In a 70-page note that anticipates a rerating for Johannesburg Stock Exchange-listed mining multinationals Glencore and Anglo American, analysts Eugene King, Abhinandan Agarwal, Felix Schlueter and Peter Hackworth state that they expect the unjustified discount to close, and reiterate a 'buy' rating on Glencore and an upgrade on Anglo from neutral to buy.
"In this environment, commodities are typically the best performing asset class," they state, adding that to be bullish on mining company performance, it is not necessary to believe that commodity prices will rise further, but that current spot prices will persist.
The graphs accompanying the report show that the share prices of Glencore and Anglo are at 2013 levels, despite Glencore's earnings being 45% higher and its net debt being 90% lower and Anglo's earnings being higher and its net debt 85% lower.
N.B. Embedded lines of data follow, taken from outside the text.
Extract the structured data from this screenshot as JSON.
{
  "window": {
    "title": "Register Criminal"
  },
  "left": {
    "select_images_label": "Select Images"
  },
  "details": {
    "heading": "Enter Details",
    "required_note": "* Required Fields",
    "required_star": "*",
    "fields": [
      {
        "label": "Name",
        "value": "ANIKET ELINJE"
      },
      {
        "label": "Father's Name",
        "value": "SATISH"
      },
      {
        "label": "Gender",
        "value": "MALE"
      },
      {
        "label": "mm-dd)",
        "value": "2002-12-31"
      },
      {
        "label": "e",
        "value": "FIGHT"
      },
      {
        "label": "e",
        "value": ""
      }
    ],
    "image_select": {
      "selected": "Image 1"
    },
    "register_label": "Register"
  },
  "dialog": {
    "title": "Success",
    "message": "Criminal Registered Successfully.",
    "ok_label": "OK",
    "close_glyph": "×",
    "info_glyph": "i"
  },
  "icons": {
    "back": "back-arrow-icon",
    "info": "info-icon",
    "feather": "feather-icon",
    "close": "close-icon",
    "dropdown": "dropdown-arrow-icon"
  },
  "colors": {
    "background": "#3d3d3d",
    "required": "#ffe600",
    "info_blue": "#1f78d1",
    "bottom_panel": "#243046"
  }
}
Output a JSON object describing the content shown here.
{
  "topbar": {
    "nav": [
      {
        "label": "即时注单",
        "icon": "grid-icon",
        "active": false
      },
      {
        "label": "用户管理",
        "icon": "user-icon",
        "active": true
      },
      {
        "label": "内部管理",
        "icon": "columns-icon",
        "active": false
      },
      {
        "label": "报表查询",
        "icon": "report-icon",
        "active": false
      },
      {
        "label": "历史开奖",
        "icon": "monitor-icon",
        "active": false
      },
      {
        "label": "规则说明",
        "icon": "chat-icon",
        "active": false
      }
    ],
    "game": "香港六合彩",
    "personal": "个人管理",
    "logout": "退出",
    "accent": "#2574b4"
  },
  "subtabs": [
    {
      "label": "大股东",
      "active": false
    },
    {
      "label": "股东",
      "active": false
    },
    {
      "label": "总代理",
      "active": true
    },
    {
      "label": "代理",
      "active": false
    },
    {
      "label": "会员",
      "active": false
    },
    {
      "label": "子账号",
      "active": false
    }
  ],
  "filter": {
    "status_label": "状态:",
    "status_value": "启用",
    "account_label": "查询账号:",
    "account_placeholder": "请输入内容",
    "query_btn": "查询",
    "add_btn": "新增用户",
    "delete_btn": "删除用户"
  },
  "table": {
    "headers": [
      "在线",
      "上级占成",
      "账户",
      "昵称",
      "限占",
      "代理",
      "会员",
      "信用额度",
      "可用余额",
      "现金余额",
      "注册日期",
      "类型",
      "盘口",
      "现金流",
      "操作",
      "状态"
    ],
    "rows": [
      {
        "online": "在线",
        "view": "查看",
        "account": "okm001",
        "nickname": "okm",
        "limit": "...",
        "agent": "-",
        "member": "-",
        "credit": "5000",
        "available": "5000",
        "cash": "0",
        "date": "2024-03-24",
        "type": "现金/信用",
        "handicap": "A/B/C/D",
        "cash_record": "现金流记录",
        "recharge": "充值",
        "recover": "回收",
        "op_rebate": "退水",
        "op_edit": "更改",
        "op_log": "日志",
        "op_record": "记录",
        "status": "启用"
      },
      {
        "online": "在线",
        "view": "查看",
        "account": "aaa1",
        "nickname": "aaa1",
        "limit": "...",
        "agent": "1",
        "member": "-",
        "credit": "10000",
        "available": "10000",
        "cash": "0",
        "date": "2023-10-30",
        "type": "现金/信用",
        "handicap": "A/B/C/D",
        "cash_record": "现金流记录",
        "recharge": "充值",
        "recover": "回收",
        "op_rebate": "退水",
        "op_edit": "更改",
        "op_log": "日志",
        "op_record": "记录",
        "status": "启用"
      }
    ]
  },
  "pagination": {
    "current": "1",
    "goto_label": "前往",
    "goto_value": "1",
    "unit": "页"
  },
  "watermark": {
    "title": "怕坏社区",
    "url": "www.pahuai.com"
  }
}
The analysts' finding is that mining companies on aggregate are trading at a discount to their historical average earnings and that this is especially so in the case of Glencore and Anglo.
They attribute this primarily to a lack of investor confidence in spot prices, stemming from a slightly softer China, but they point out that this softness is being offset by stronger 'rest of the world' growth and express the view that mining is at its strongest in many years, with mining companies generating double-digit free cash flow at spot prices.
Last month Glencore shot the lights out with a superlative set of 2017 results that coincided with a leap in its share price in Johannesburg, the reaffirmation of South Africa as an even more positive investment destination, and the mulling of a dividend "top up" later in the year.
The benefit of higher commodity prices and cost containment pushed up mining margins within the London-listed company's metals and energy operations, lifting operational cash flow to $11.6-billion and pulling down net debt to $10.7-billion.
"Mission accomplished as net debt hits lower end of target," was the comment of Bernstein analyst Paul Gait on the announcement, while Barclays analysts Ian Rossouw, Amos Fletcher and Kennedy Nyangoni headlined their commentary "top pick Glencore – beat and raise".
After presenting the company's strongest ever results, Glencore CEO Ivan Glasenberg remarked in response to analyst questioning that Cyril Ramaphosa coming in as President of South Africa boded well for the country, in spite of the resultant rand strength and impact on costs.
Glencore's positioning in 'tier 1' commodities and 'tier 1' assets is expected to continue to create value for all stakeholders, which could manifest itself in an augmentation of the dividend.
"Clearly, there's an opportunity, come interim results in August, to look at a top-up of the dividend distribution of 20c a share we've come up with," Glencore CFO Steven Kalmin said in response to analyst questions at the time.
In the latest, 'Sector set for rerating' note, the four Goldman Sachs analysts express positivity about mining equities against the backdrop of the world being in an expansionary phase and demand being above the capacity to supply.
They report that earnings are at a six-year high, balance sheets are very strong and unfettered cash is gushing – but that valuations are at a discount, and excessively so in the case of South Africa-linked shares, where the historical investor-induced equity price pull down on the basis of perceived political risk is no longer warranted.